Component data from apps and pages:
○ ○ ○ ○ ○ ○ ○

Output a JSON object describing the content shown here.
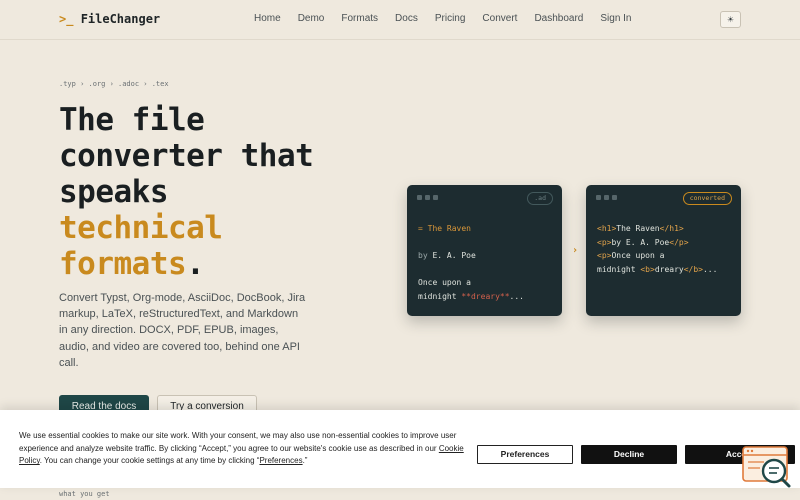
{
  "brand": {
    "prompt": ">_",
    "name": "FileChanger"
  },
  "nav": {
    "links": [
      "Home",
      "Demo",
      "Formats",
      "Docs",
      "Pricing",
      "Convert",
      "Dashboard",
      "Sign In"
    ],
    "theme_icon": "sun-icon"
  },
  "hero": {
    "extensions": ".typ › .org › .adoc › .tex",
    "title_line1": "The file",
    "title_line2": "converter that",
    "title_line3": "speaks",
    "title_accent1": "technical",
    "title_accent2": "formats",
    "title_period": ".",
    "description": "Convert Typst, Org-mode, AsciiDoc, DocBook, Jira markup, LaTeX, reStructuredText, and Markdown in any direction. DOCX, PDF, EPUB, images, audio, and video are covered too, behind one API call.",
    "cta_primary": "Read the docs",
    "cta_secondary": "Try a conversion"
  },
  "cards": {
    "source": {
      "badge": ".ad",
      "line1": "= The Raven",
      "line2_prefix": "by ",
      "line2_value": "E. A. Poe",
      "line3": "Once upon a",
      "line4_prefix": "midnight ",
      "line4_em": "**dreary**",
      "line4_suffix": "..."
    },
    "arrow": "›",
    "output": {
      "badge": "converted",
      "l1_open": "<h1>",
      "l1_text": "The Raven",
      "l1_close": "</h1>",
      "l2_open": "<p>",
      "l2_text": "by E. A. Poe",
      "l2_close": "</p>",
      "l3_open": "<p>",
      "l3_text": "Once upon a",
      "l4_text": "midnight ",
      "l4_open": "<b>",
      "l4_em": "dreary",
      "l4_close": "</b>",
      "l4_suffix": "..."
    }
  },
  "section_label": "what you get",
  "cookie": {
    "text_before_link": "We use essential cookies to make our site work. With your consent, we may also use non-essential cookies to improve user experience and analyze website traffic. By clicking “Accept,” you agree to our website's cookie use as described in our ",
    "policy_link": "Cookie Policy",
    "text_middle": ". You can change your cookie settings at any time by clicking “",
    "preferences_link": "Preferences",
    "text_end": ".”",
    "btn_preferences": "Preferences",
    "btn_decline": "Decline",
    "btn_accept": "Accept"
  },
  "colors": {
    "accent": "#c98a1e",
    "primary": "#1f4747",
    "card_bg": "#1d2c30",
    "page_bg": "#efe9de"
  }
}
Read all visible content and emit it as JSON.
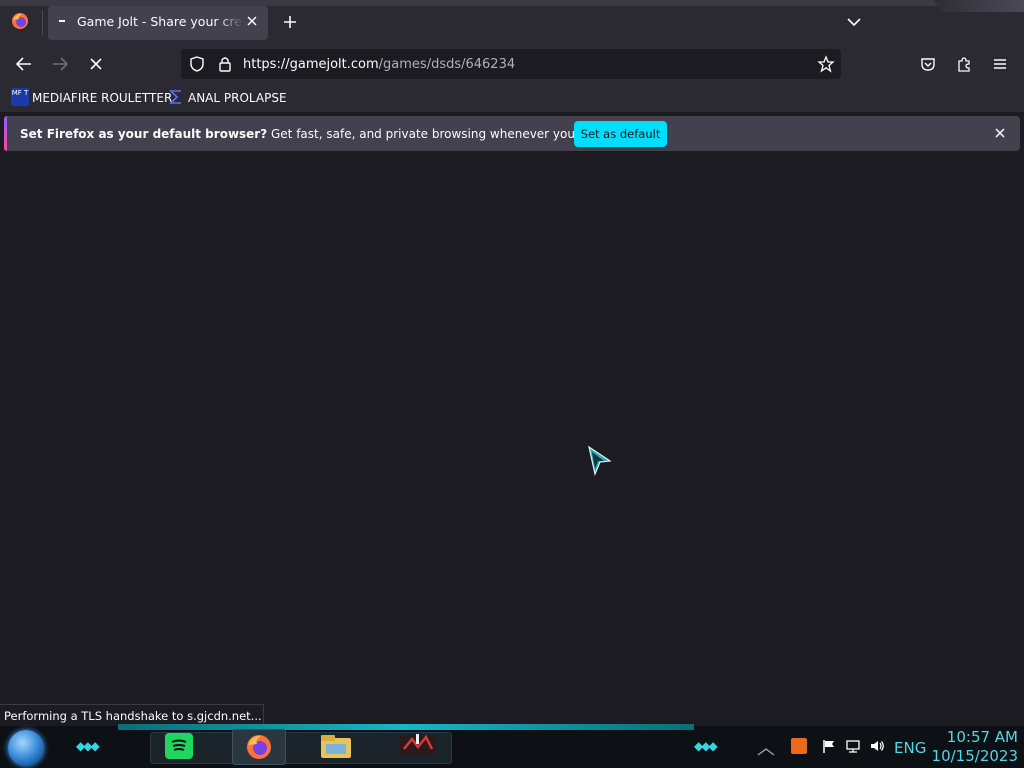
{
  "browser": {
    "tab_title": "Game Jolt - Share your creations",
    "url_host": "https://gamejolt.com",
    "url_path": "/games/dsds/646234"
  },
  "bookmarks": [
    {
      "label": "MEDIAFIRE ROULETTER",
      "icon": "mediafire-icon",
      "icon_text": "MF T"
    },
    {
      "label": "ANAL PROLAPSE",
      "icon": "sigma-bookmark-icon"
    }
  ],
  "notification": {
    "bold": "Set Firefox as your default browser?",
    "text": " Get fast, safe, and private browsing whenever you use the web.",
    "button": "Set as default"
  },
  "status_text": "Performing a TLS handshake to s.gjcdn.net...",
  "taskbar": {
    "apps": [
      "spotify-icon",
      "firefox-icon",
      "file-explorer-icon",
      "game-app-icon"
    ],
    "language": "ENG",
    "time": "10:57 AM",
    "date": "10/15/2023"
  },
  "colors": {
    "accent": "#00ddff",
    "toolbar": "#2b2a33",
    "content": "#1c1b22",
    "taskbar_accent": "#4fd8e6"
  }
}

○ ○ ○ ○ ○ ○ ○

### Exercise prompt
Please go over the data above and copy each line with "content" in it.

### Completed task
Output a JSON object describing the content shown here.
Read all visible content and emit it as JSON.
    "content": "#1c1b22",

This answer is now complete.